## Prompt
Only the lines that include "this" should be copied from the data below.

[Data records for software interfaces]
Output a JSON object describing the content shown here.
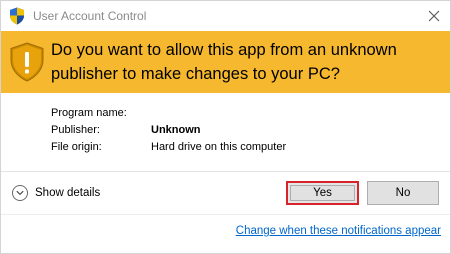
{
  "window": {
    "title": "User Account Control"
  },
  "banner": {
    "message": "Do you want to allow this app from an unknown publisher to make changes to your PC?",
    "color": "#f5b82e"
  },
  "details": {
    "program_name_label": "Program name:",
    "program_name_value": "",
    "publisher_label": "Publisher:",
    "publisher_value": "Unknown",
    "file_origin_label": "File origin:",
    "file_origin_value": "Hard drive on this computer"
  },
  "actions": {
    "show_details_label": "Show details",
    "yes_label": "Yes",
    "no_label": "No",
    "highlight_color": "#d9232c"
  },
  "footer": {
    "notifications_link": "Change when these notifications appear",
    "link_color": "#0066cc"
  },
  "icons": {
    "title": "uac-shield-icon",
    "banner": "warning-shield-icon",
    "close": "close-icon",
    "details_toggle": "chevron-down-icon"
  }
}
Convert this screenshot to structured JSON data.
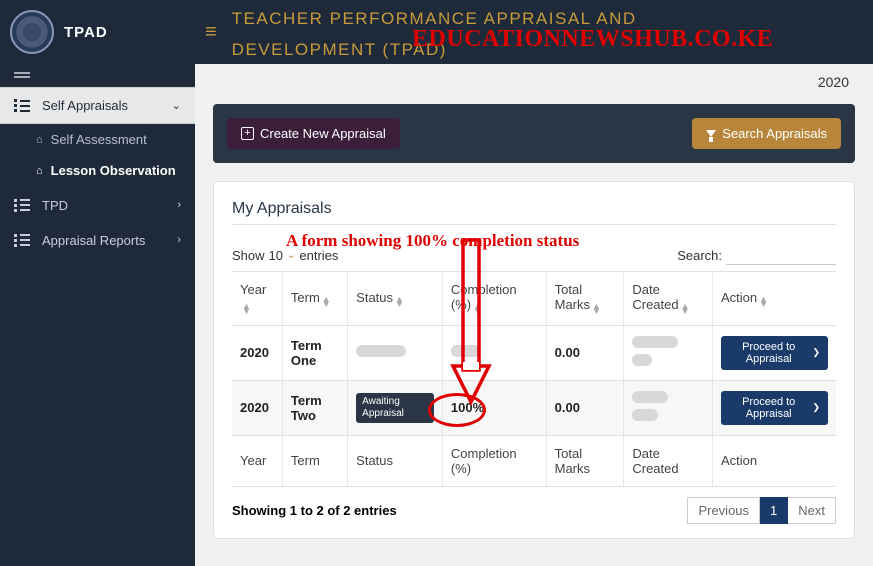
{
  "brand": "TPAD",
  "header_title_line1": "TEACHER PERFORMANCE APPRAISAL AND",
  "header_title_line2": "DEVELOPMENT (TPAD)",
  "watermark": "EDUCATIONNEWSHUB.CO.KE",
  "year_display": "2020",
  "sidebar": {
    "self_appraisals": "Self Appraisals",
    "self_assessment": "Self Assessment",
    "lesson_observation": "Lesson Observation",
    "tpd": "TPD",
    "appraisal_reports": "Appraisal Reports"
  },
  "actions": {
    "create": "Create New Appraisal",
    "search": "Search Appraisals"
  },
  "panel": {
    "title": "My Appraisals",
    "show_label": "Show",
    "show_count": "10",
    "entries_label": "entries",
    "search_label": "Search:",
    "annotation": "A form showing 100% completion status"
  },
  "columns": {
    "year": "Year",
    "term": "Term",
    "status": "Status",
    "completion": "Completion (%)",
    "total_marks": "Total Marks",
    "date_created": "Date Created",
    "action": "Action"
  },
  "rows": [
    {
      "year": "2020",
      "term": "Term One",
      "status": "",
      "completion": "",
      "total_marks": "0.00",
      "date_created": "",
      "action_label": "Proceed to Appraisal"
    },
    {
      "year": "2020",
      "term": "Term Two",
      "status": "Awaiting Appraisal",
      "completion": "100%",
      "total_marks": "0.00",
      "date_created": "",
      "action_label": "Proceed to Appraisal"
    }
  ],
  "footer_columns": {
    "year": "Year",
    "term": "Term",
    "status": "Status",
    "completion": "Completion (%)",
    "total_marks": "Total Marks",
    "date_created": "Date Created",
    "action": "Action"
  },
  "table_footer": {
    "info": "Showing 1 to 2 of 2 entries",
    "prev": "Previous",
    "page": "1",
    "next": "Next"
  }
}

## Solved exercise
    "message": "Do you want to allow this app from an unknown publisher to make changes to your PC?",
    "file_origin_value": "Hard drive on this computer"
Convert this screenshot to structured JSON data.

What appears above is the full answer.